**Action item**.
Find the lines below in which the string "digital" occurs. Copy each one.

[Data about app and page elements]
• • • •

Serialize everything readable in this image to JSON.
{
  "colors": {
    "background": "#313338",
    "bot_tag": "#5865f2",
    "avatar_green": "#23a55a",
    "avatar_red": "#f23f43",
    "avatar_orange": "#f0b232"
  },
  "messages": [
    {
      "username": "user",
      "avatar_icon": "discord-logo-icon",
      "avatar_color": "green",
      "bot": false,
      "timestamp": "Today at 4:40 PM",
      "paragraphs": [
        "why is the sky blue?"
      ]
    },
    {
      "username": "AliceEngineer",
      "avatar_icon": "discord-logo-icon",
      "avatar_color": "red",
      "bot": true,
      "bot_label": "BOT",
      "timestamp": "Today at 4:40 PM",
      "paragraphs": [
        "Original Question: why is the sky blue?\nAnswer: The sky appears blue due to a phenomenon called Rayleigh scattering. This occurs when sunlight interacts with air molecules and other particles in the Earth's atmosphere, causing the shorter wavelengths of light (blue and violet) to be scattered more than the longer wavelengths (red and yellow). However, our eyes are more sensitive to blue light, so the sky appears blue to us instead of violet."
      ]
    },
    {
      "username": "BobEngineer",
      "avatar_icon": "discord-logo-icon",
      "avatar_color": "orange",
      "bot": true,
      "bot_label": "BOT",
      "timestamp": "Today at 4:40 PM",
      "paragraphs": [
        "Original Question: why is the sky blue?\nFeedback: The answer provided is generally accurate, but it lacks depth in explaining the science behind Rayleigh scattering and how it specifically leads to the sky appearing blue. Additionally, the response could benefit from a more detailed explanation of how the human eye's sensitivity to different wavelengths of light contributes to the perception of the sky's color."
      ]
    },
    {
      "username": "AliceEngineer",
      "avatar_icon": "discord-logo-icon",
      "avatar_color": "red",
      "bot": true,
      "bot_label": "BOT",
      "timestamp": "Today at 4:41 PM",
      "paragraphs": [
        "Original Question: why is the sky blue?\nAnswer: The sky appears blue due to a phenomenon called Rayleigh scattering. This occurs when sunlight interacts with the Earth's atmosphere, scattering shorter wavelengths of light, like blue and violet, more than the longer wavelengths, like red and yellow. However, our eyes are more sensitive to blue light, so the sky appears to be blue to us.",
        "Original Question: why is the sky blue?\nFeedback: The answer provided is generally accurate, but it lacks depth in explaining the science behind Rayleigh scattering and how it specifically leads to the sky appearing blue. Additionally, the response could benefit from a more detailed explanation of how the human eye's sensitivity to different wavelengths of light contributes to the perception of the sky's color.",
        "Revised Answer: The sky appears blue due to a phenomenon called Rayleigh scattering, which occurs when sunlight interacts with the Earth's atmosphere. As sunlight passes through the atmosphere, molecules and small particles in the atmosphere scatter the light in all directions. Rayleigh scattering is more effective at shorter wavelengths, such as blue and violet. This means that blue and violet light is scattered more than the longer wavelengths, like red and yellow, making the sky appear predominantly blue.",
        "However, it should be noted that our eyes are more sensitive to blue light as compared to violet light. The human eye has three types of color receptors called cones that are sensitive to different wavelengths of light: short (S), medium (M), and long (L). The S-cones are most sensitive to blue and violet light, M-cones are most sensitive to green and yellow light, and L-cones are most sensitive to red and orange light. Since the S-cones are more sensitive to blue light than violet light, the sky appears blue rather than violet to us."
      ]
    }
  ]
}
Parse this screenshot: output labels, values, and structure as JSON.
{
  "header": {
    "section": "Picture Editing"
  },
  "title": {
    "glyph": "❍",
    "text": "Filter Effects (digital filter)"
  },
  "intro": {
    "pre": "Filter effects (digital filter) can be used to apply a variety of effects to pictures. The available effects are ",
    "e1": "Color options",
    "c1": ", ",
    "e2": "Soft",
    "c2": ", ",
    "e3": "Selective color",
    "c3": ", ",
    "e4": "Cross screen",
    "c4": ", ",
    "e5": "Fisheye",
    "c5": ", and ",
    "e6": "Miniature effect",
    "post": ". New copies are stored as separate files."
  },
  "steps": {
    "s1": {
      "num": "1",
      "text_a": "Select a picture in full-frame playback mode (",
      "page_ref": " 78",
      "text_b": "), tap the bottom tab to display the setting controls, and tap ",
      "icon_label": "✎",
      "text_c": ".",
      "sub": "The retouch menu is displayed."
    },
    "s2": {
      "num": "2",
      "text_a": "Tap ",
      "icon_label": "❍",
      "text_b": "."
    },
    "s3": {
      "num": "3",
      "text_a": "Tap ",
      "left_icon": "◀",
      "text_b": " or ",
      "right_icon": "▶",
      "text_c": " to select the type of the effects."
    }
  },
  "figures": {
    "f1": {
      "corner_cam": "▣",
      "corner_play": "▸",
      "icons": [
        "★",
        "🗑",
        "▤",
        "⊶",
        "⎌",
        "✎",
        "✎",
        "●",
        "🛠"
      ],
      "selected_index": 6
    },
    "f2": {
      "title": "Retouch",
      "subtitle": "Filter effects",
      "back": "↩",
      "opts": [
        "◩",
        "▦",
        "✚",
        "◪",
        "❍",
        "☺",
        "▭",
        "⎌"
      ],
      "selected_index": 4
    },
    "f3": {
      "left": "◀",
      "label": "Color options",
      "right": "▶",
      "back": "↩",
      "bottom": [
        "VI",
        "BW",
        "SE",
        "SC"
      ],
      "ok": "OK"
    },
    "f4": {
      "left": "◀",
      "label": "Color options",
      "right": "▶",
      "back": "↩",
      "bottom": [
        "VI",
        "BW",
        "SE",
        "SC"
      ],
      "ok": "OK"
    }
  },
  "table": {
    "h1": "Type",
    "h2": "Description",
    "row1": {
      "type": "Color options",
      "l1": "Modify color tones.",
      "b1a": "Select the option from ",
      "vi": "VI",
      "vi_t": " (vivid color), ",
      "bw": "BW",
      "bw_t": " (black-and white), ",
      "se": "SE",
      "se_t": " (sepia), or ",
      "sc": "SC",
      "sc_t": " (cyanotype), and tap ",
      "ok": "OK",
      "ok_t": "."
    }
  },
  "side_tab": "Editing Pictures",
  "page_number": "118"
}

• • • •

**Task result**.
    "text": "Filter Effects (digital filter)"
    "pre": "Filter effects (digital filter) can be used to apply a variety of effects to pictures. The available effects are ",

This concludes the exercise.